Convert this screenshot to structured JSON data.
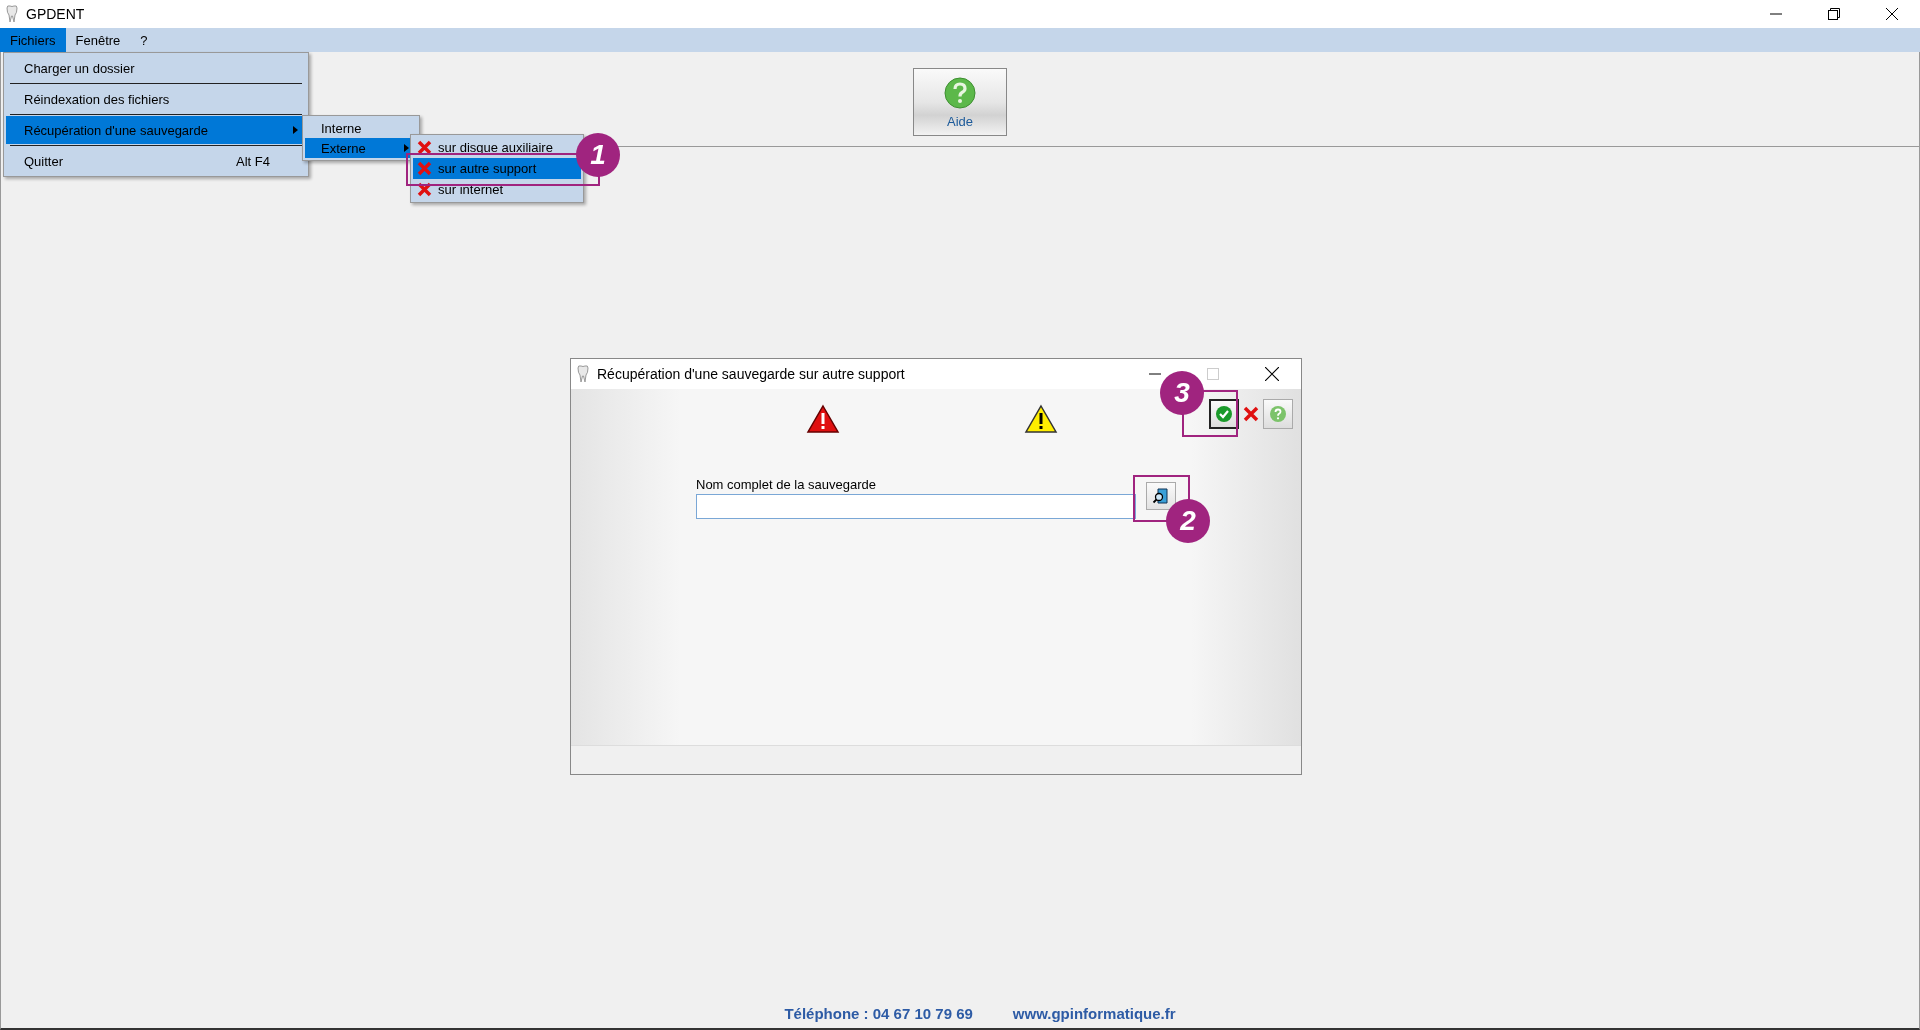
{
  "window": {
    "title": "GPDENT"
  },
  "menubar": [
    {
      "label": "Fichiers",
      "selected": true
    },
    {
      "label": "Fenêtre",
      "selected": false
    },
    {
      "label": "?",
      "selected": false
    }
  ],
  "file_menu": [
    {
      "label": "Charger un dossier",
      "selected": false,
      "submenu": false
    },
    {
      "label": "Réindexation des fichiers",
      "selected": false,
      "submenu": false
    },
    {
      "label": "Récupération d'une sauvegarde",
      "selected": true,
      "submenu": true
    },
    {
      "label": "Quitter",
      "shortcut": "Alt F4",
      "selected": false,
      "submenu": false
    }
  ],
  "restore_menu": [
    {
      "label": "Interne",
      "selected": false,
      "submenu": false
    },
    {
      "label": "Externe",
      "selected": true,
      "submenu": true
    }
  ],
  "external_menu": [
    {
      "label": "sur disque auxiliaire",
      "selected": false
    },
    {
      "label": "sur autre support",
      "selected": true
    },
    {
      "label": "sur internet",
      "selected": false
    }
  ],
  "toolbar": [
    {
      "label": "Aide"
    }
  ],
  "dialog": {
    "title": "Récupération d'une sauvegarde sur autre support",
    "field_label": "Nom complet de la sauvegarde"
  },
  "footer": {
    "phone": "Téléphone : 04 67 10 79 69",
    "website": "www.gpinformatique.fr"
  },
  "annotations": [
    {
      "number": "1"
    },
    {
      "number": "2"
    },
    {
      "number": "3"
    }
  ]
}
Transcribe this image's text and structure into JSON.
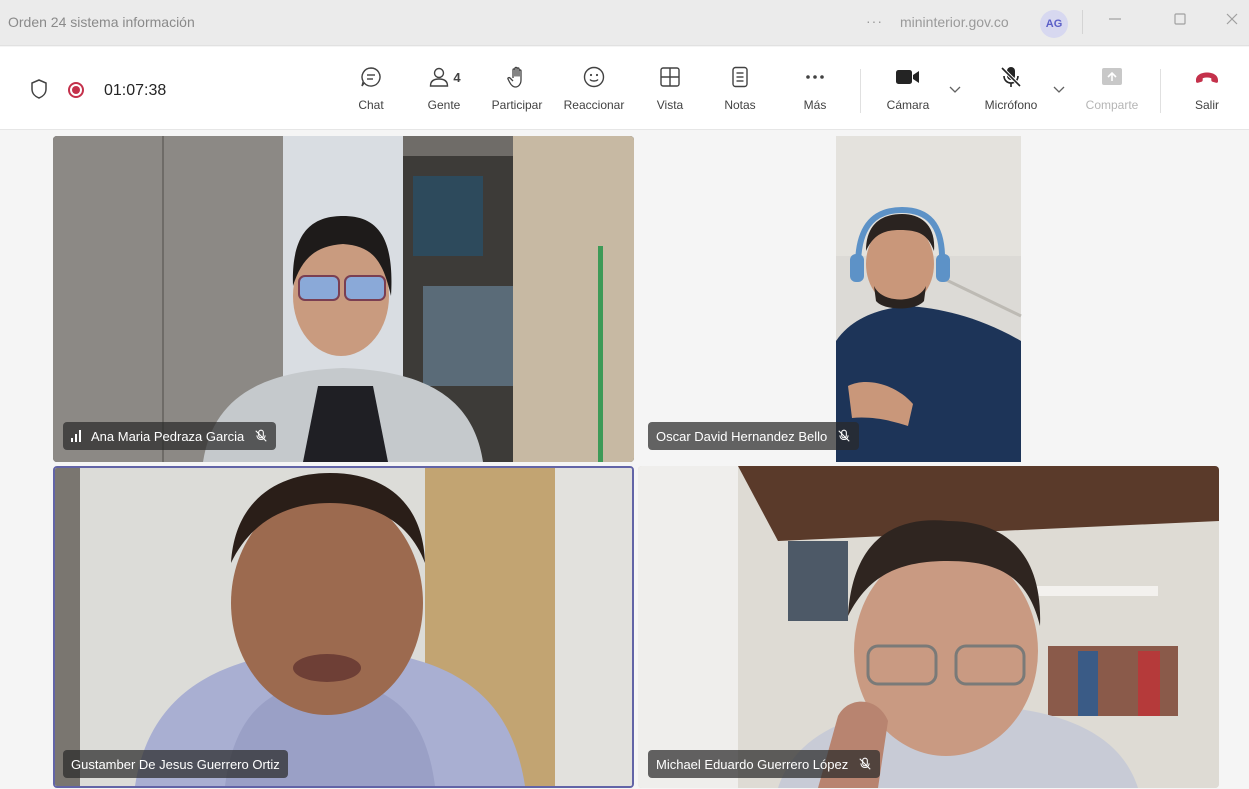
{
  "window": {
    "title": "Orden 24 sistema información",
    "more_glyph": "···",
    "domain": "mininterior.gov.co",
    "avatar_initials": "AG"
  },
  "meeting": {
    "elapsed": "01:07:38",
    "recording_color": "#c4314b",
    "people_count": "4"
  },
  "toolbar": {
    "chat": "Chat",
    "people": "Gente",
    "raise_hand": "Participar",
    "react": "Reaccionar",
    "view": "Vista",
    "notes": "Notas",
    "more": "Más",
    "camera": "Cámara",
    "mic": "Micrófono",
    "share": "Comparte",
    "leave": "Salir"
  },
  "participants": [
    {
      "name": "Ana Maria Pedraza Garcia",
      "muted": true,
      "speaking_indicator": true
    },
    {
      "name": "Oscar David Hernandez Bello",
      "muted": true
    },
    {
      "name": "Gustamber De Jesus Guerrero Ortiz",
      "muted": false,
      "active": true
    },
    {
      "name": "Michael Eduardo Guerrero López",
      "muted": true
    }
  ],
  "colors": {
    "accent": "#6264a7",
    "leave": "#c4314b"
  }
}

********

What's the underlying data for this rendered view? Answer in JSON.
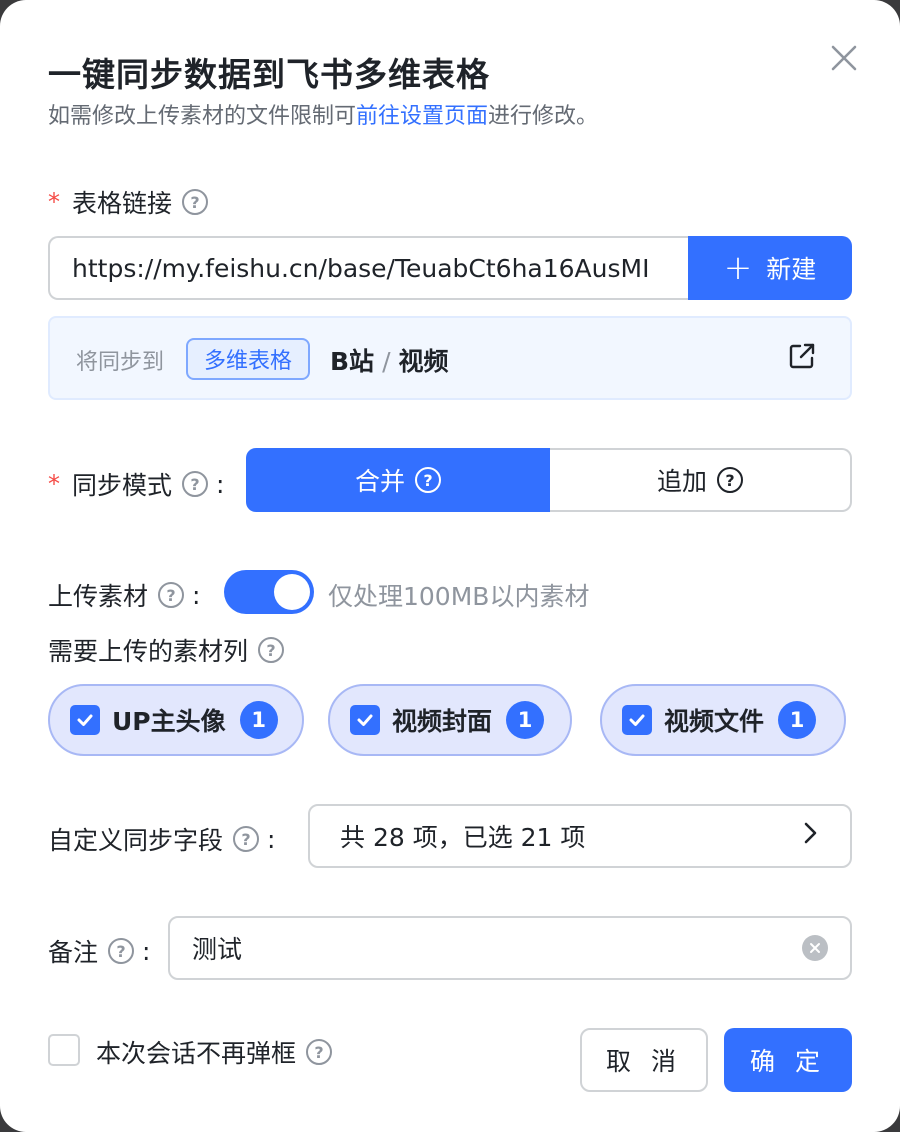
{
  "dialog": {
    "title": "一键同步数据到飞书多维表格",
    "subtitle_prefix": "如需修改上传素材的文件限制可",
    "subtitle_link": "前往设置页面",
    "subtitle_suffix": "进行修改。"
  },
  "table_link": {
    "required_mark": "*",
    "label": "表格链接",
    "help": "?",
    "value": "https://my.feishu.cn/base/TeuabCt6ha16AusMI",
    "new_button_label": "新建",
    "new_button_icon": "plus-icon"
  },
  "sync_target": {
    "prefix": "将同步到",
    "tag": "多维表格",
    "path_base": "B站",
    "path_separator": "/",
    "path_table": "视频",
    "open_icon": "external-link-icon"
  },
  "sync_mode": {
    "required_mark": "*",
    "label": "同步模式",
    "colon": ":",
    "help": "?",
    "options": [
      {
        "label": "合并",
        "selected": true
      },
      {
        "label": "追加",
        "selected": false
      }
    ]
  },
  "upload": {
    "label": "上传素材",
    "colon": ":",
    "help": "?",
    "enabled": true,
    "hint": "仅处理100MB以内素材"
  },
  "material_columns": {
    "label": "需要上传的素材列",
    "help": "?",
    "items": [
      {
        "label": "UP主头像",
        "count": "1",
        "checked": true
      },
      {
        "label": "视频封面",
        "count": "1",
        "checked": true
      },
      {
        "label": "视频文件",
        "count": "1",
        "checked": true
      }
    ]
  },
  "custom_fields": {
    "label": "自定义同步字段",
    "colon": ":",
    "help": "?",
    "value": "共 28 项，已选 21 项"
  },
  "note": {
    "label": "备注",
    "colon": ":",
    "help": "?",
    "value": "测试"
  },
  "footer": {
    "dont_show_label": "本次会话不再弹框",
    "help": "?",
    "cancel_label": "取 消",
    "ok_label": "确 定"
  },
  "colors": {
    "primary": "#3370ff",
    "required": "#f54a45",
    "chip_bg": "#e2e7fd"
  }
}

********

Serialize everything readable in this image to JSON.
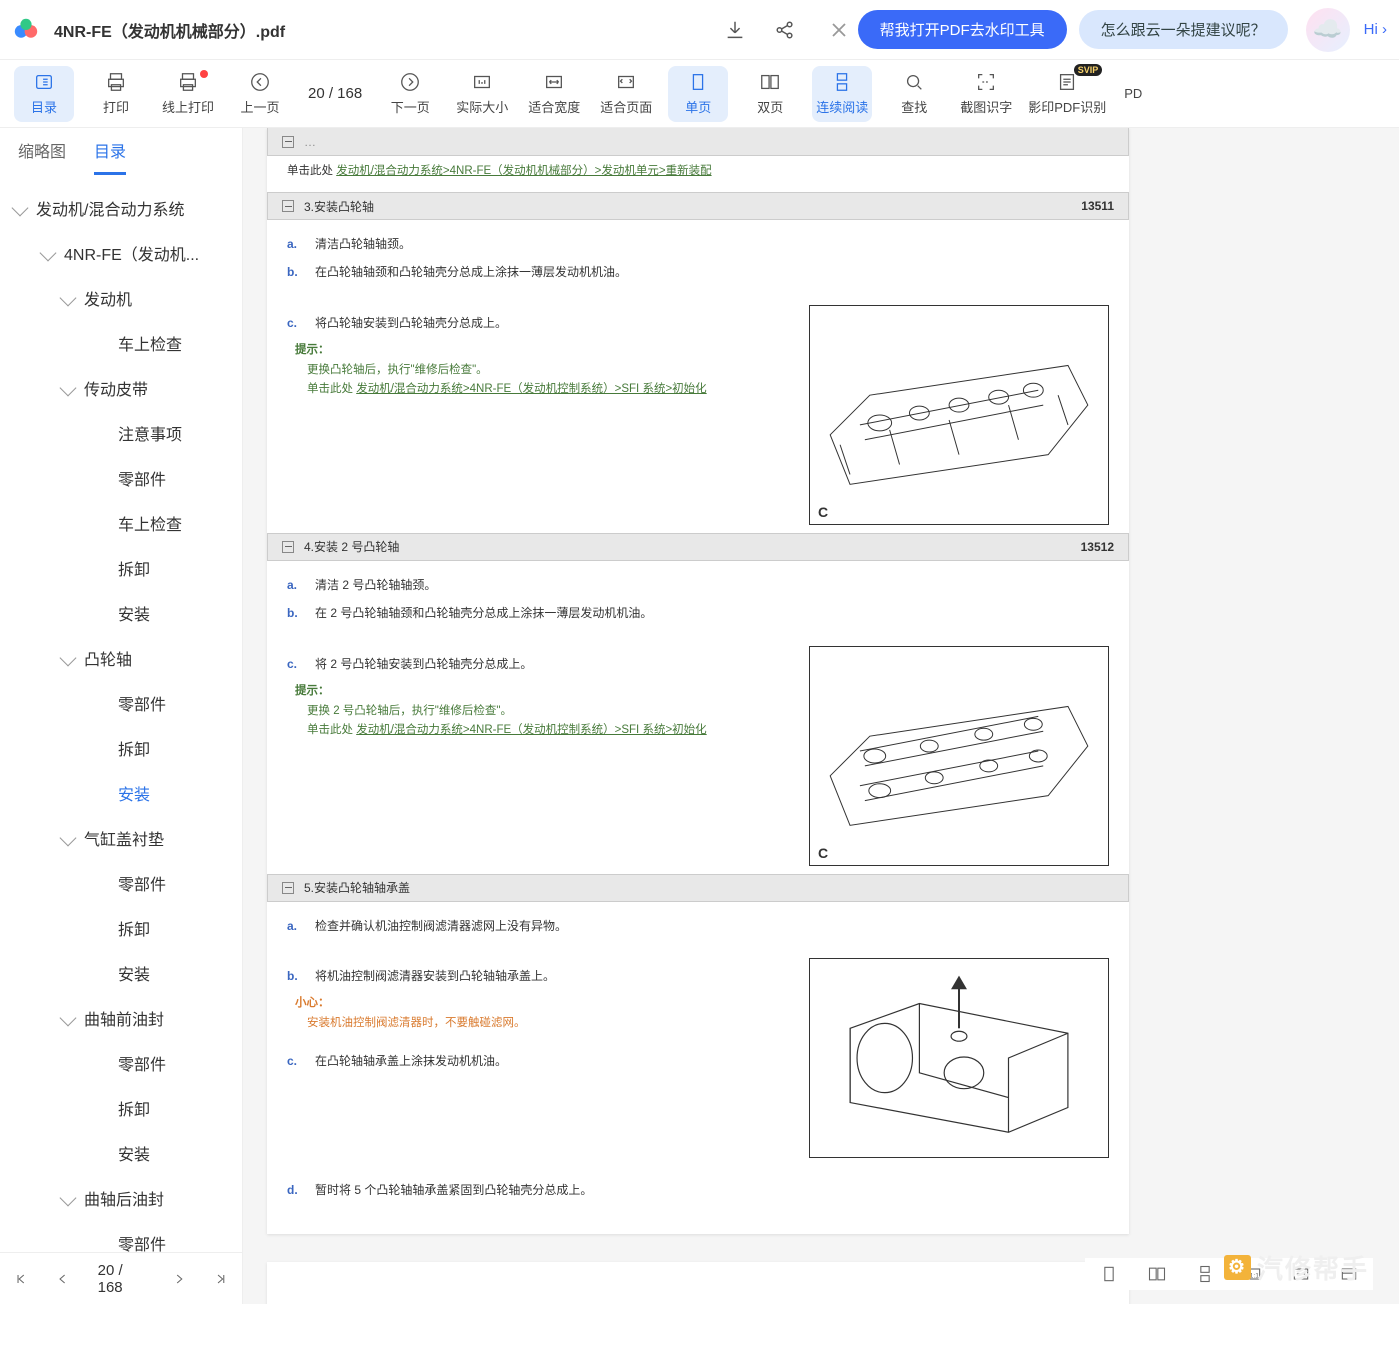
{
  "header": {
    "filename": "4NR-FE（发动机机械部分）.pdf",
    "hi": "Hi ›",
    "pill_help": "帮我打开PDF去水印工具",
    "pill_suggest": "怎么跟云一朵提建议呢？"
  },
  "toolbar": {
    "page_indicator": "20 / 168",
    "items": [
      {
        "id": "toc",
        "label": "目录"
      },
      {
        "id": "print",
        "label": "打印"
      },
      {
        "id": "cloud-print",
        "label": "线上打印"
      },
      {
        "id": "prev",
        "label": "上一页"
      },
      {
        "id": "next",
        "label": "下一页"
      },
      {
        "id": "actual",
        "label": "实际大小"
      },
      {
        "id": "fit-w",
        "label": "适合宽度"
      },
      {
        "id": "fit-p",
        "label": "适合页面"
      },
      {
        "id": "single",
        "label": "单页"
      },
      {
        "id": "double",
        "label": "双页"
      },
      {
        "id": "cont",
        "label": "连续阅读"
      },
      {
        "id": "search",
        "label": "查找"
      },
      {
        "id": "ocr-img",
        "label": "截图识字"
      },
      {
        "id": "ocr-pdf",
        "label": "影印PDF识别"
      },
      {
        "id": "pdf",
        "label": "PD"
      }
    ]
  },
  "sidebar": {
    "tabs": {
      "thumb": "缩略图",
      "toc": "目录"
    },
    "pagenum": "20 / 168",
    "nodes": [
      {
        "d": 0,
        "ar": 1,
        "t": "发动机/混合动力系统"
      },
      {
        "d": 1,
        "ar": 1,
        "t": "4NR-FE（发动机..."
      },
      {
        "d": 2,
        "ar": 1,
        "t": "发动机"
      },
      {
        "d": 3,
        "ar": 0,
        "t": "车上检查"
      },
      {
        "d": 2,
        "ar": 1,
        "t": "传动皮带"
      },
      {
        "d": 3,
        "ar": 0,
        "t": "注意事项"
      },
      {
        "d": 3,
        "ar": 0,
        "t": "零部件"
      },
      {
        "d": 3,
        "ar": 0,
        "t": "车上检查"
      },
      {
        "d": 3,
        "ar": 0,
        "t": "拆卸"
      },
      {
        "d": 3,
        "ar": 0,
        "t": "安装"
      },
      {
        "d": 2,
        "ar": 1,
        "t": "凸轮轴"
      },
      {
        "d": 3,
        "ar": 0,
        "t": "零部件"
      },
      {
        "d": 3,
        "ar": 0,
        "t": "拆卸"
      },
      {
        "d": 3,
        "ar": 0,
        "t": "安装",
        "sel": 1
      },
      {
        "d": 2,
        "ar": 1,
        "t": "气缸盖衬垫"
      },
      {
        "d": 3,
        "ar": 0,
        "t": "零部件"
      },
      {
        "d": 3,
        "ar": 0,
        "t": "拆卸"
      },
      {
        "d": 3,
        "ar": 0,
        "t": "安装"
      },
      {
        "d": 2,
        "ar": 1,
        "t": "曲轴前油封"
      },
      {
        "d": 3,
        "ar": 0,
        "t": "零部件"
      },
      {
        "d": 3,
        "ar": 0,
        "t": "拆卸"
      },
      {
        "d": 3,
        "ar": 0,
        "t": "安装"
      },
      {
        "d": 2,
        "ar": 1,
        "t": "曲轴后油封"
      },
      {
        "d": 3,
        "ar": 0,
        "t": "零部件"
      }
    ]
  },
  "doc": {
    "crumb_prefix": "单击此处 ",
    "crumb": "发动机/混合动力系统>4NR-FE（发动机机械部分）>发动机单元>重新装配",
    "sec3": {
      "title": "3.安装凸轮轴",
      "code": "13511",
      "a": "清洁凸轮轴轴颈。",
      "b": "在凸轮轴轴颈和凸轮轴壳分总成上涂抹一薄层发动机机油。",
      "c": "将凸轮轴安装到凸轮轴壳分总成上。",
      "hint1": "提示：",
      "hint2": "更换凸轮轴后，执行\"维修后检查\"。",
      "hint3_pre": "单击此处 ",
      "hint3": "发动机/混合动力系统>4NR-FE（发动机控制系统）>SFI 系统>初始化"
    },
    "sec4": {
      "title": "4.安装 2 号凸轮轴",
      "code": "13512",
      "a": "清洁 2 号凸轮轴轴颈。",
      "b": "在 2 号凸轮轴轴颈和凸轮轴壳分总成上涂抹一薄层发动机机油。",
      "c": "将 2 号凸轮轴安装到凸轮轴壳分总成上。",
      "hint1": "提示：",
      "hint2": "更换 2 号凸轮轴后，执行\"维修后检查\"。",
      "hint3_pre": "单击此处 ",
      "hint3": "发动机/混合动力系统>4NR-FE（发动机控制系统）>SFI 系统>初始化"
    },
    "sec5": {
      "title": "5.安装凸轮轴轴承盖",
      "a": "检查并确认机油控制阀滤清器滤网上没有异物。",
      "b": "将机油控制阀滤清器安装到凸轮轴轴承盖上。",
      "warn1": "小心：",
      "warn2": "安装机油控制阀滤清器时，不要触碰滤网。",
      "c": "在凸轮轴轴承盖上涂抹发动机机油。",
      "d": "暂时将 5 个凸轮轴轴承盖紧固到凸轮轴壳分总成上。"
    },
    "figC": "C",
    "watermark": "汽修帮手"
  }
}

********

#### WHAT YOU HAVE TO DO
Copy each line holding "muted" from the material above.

#### EXERCISE RESULT
      "muted": true,
      "muted": true
      "muted": false,
      "muted": true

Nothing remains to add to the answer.